Published on March 14, 2021
Rating 3 /5
The Russo brothers and Tom Holland both attempt to distance themselves from the Marvel Cinematic Universe by pursuing a much different film for their careers. Holland plays a troubled young man trying to deal with both PTSD and addiction amid a crumbling American landscape. The Russos stage such an epic with the slickness of a crime thriller and the operatics of a classic tragedy. The results are a mixed bag of coming-of-age critique on America’s drug problems facing a generation that feels they’re doomed.
Holland’s portrayal of the titular Cherry is at least one of his finer performances that distances him from the gee-whiz teen he’s played before. In this film, he plays a disillusioned guy who seems to only find the right words in his narration. He lives among other slackers that can hardly hold down jobs in the uncertain times of the 2000s. Nothing appeals to him more than finding the best drugs and trying to feel something more than the crushing inconsistencies of employment.
The only person who pulls him out of his haze is Emily (Ciara Bravo), the one girl who seems to shine most brightly even when Cherry is tripping on ecstasy. He wants her in his life and believes the only future that can be had with such a woman is if he can find some stable path. Seeking an exit out from the drug lifestyle, Cherry enlists in the Army as a medic. Though Cherry commits himself, he finds little hope from both boot camp and the battlefield. He still faces a life of answering to losers who boss him around and peers that are little more than fodder for the current war.
But the story doesn’t end there. Cherry returns home to find himself crippled with PTSD and facing harsh economic times. Having married Emily, their relationship strains into them becoming junkies, living on drugs just to find a reason to get up in the morning. More drugs lead to dwindling funds. Dwindling funds lead to robbery. And you can probably guess the dark turn the film takes from there.
This is such a frustrating film for its many conflicting elements. The crowning achievement of the picture is undoubtedly Tom Holland’s performance that showcases a more complete range than previous films. He’s given a tall order to fulfill that is reflective of the long and winding journey akin to Tom Cruise’s role in Born on the Fourth of July. Ciara Bravo also gets her moments of great rage and frustration as she makes her aggravation known in a handful of strong moments.
The direction, however, is a messier ordeal. The film has been split into chapters and each one almost feels like a different movie. Cherry's post-war lifestyle is treated with the smooth and jumpy editing of a Scorcese picture the way Holland narrates and scenes are established. When Cherry marches off to be a medic, the film is treated with a grittier and bolder take, where typography splashes the screen and the camera gets shaky. By the time the film reaches the PTSD arc, a more somber and melancholic approach is favored that likens to Requiem for a Dream.
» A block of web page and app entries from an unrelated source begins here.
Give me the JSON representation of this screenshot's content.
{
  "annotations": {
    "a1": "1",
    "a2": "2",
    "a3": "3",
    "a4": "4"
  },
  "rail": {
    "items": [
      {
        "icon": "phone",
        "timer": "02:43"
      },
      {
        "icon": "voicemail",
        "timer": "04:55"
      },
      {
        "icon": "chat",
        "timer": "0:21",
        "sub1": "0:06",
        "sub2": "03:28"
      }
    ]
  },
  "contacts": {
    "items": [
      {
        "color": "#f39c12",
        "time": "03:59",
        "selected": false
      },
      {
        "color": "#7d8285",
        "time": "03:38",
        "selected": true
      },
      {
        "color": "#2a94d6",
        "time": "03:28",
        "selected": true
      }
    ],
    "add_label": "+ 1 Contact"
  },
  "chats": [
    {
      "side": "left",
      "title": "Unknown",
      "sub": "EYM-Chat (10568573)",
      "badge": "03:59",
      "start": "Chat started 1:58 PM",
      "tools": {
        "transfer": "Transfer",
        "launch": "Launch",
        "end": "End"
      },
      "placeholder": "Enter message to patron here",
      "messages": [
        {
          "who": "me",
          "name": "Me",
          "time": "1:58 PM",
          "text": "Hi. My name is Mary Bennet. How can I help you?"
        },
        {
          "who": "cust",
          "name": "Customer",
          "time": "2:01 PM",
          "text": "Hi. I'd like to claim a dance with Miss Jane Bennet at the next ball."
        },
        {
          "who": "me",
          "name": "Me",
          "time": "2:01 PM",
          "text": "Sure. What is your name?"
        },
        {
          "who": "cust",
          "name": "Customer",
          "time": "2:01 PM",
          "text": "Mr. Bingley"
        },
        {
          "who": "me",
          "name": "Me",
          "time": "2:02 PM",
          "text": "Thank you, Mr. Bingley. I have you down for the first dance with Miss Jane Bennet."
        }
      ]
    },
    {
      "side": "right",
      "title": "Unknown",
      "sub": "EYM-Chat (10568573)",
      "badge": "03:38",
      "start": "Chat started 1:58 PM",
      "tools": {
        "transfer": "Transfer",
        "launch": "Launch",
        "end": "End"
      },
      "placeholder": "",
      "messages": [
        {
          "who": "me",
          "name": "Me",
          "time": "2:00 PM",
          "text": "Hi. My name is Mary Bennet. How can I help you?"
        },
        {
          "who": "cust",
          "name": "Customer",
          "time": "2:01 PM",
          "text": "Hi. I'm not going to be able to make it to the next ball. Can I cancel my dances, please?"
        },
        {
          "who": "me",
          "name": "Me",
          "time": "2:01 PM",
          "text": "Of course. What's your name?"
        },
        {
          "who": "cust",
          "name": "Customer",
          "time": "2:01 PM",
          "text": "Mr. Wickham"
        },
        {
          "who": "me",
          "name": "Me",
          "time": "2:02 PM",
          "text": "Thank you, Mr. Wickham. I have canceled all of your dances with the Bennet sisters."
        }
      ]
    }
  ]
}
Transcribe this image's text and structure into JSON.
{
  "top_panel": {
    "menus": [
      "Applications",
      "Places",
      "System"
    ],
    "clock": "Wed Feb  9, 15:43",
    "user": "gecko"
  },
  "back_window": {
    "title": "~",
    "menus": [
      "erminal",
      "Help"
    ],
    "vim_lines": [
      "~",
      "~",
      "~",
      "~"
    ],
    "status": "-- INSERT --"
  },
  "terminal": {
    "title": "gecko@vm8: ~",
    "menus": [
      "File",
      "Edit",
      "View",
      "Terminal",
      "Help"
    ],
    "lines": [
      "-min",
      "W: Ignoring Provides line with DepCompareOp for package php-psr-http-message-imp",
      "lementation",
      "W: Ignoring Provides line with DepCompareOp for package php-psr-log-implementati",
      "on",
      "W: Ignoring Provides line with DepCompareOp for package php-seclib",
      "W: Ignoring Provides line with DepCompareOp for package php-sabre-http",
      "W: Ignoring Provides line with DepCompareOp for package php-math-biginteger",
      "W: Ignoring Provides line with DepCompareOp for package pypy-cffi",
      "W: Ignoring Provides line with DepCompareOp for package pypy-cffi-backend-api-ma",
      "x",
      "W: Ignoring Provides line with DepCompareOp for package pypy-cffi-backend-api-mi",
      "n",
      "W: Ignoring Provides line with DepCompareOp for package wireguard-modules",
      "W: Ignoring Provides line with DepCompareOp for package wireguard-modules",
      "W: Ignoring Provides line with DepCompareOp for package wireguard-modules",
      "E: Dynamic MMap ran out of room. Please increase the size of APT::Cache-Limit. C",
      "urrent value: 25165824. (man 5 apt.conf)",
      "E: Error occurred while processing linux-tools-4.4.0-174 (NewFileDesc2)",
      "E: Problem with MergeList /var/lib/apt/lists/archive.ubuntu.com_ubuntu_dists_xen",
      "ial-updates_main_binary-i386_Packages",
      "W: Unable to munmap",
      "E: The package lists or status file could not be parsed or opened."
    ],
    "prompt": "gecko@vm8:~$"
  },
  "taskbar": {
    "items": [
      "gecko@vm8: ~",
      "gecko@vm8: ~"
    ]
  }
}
With such wild fluctuation in styles, a greater message feels lost. There’s clearly an angry appeal for how we treat those with PTSD, coming home from the war to face a world that has discarded them. A film of that caliber should make the audience feel a mixture of both angers at the system and tears for those who continually find themselves facing a hopeless future. It’s hard to feel that sense of engagement when a film such as this bounces all over the place, never settling on any one style. Maybe that’s the point to showcase how chaotic life of drugs and military service can appear, where morality evaporates amid struggles. But trying to communicate such a dense topic within the framing of an epic requires a bit more grounding to fully take in, lest the film is more than just a wild ride of man’s descent into addiction and robbery.
Cherry bites off far more than it can chew and hardly finishes what it starts. For how long the film proceeds for 140 minutes, it meanders to such a degree that becomes maddening in how it loses focus. Cherry’s narration becomes so personally focused on the details of the uncomfortable that it’s easy to forget the pains of war and drugs, reducing the problem to seeming so towering there’s little that can be done about such a problem. This is a film that spends more time being meditative of despair than questioning the problem before a drug-trip filter or popping typography occupies the screen.
Mark has been a professional film critic for over five years and a film lover all his life.